PROBLEM STATEMENT: The whole listing should be written out again exactly.

WORKING DATA:
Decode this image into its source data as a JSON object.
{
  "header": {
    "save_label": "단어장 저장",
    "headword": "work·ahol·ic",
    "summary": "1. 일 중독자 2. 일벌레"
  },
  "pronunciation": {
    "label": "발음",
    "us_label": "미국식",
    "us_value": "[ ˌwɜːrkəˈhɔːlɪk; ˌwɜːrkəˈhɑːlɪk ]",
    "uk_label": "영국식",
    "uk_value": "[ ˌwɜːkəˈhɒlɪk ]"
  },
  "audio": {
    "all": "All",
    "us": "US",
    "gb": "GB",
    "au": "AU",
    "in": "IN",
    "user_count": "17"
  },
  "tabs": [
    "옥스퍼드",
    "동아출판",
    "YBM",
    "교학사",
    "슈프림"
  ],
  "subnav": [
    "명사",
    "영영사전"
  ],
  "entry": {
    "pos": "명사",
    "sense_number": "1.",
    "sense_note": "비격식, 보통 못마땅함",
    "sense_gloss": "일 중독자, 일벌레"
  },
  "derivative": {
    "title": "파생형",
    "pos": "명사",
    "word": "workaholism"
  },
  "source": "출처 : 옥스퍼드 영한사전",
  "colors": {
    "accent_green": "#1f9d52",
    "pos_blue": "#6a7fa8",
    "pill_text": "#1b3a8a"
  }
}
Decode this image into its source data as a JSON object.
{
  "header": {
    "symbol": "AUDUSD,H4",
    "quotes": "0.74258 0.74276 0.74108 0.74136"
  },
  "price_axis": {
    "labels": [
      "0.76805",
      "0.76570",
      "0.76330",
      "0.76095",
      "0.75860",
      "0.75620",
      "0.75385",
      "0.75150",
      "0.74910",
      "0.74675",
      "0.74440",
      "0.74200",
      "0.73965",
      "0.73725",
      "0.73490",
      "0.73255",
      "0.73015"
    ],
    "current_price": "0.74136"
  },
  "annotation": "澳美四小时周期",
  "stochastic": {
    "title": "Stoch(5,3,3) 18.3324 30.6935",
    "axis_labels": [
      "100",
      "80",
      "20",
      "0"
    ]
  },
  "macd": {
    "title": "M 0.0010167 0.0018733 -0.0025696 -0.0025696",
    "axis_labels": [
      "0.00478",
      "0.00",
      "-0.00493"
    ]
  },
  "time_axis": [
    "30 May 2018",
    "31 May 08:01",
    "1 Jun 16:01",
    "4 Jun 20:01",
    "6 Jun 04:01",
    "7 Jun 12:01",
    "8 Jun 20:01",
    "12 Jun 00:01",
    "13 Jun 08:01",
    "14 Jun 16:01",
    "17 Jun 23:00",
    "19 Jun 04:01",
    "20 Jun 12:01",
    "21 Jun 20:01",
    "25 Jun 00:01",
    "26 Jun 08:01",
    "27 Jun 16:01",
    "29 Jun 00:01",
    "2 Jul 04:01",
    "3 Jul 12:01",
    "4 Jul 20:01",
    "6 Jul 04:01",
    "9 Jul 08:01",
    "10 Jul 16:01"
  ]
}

WRITTEN ANSWER:
Decode this image into its source data as a JSON object.
{
  "header": {
    "save_label": "단어장 저장",
    "headword": "work·ahol·ic",
    "summary": "1. 일 중독자 2. 일벌레"
  },
  "pronunciation": {
    "label": "발음",
    "us_label": "미국식",
    "us_value": "[ ˌwɜːrkəˈhɔːlɪk; ˌwɜːrkəˈhɑːlɪk ]",
    "uk_label": "영국식",
    "uk_value": "[ ˌwɜːkəˈhɒlɪk ]"
  },
  "audio": {
    "all": "All",
    "us": "US",
    "gb": "GB",
    "au": "AU",
    "in": "IN",
    "user_count": "17"
  },
  "tabs": [
    "옥스퍼드",
    "동아출판",
    "YBM",
    "교학사",
    "슈프림"
  ],
  "subnav": [
    "명사",
    "영영사전"
  ],
  "entry": {
    "pos": "명사",
    "sense_number": "1.",
    "sense_note": "비격식, 보통 못마땅함",
    "sense_gloss": "일 중독자, 일벌레"
  },
  "derivative": {
    "title": "파생형",
    "pos": "명사",
    "word": "workaholism"
  },
  "source": "출처 : 옥스퍼드 영한사전",
  "colors": {
    "accent_green": "#1f9d52",
    "pos_blue": "#6a7fa8",
    "pill_text": "#1b3a8a"
  }
}
Decode this image into its source data as a JSON object.
{
  "header": {
    "symbol": "AUDUSD,H4",
    "quotes": "0.74258 0.74276 0.74108 0.74136"
  },
  "price_axis": {
    "labels": [
      "0.76805",
      "0.76570",
      "0.76330",
      "0.76095",
      "0.75860",
      "0.75620",
      "0.75385",
      "0.75150",
      "0.74910",
      "0.74675",
      "0.74440",
      "0.74200",
      "0.73965",
      "0.73725",
      "0.73490",
      "0.73255",
      "0.73015"
    ],
    "current_price": "0.74136"
  },
  "annotation": "澳美四小时周期",
  "stochastic": {
    "title": "Stoch(5,3,3) 18.3324 30.6935",
    "axis_labels": [
      "100",
      "80",
      "20",
      "0"
    ]
  },
  "macd": {
    "title": "M 0.0010167 0.0018733 -0.0025696 -0.0025696",
    "axis_labels": [
      "0.00478",
      "0.00",
      "-0.00493"
    ]
  },
  "time_axis": [
    "30 May 2018",
    "31 May 08:01",
    "1 Jun 16:01",
    "4 Jun 20:01",
    "6 Jun 04:01",
    "7 Jun 12:01",
    "8 Jun 20:01",
    "12 Jun 00:01",
    "13 Jun 08:01",
    "14 Jun 16:01",
    "17 Jun 23:00",
    "19 Jun 04:01",
    "20 Jun 12:01",
    "21 Jun 20:01",
    "25 Jun 00:01",
    "26 Jun 08:01",
    "27 Jun 16:01",
    "29 Jun 00:01",
    "2 Jul 04:01",
    "3 Jul 12:01",
    "4 Jul 20:01",
    "6 Jul 04:01",
    "9 Jul 08:01",
    "10 Jul 16:01"
  ]
}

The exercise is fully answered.